The spectators are other-worldly. They fill the sides of every street, in towns smaller than I can wrap my head around, and they come out with a vengeance! Funny signs, blasting music, shots of beer, vaseline, orange slices, kissing co-eds, and even this guy – you’ll find it all in Boston. The support along the course is incredible and worth the pain of getting to the start line.
Related: How to Be a Good Marathon Spectator
The course is, as Katherine Switzer once called it, diabolical. For the first 10K or more, runners shoot downhill as the course dips down and up on small rolling hills. If you survive the painful descent and recover once the road smoothes out, you’ll be handsomely rewarded by the infamous series of ascents and descents at mile 16 known as the Newton Hills. Lest you think the pain is over by 21 when the course will coast down into Boston, think again! The remaining small rollers will zap any energy left in your legs but don’t worry, the finish line is every bit as epic as you would imagine. (I’ve truly never seen so many spectators in my entire life!)
And if all of that isn’t enough to alter your race plans, one final component will: weather. Boston is notorious for having flukey marathon day weather. On race day, I was graced with sunny, blue skies, and 71 degrees at the start. Other years, runners endure cold, rain, snow, or even hotter temperatures.
Last Monday, I lined up on the start line knowing all of these things to be true; the Boston Marathon can be cruel no matter how well you’ve trained. I put 6 years, 6 marathons, and countless 5 a.m. alarm clocks into this race; I refused to have a bad day.
So when I showed up on the line, the sun beating down, the temperature hovering about 20 degrees warmer than anything I had trained in, and a “diabolical” course ahead, I knew that I would need to deviate from my plan.
I threw out the whole race plan and focused on having fun.
It was a very hot day (and I’m terrible at running in hot weather) and I did not do nearly enough hill training. And yet, the crowds were boisterous, loud, and energetic; I caught my husband, family, and friends along the course; I high-fived the crap out of as many people as I could (warning: there are A LOT of people giving out high-fives!); I took orange slices from kind strangers; I leaped through sprinklers and hoses; and when it really started to hurt (and it really started to hurt) I ran with the biggest smile my face could muster!
I finished the Boston Marathon in a time of 3:50:08. It was not a PR, not even close, and it was more than 20 minutes slower than my (conservative) race plan. I missed all three of my A, B, and C goals but I could not care less. I finished the Boston Marathon.
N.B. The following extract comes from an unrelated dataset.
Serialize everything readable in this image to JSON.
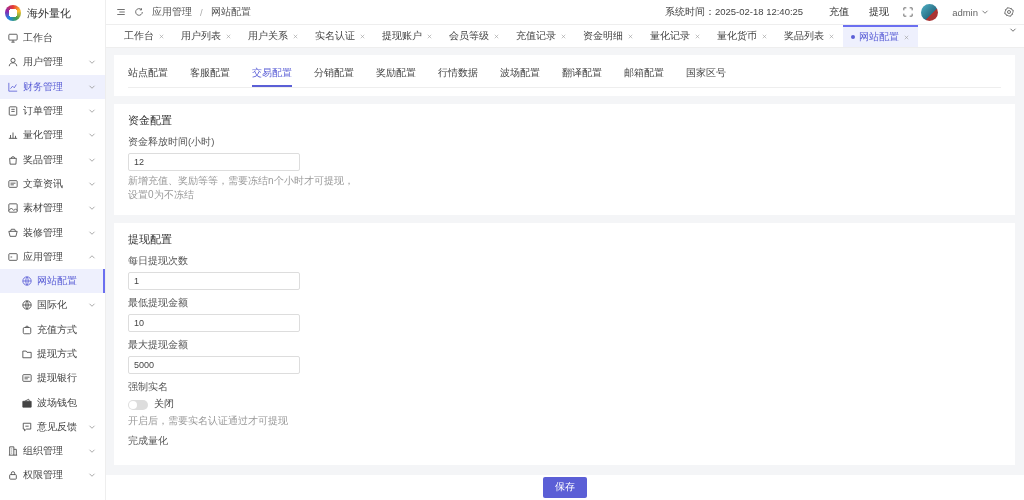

I achieved one of my big, audacious goals.
I threw out the plan and had fun!
How Do You Adjust Your Race Plan When Things Go Wrong?
Race day will never be perfect. How do you adjust your race plan and goals when things don’t go according to plan? Share in the comments below!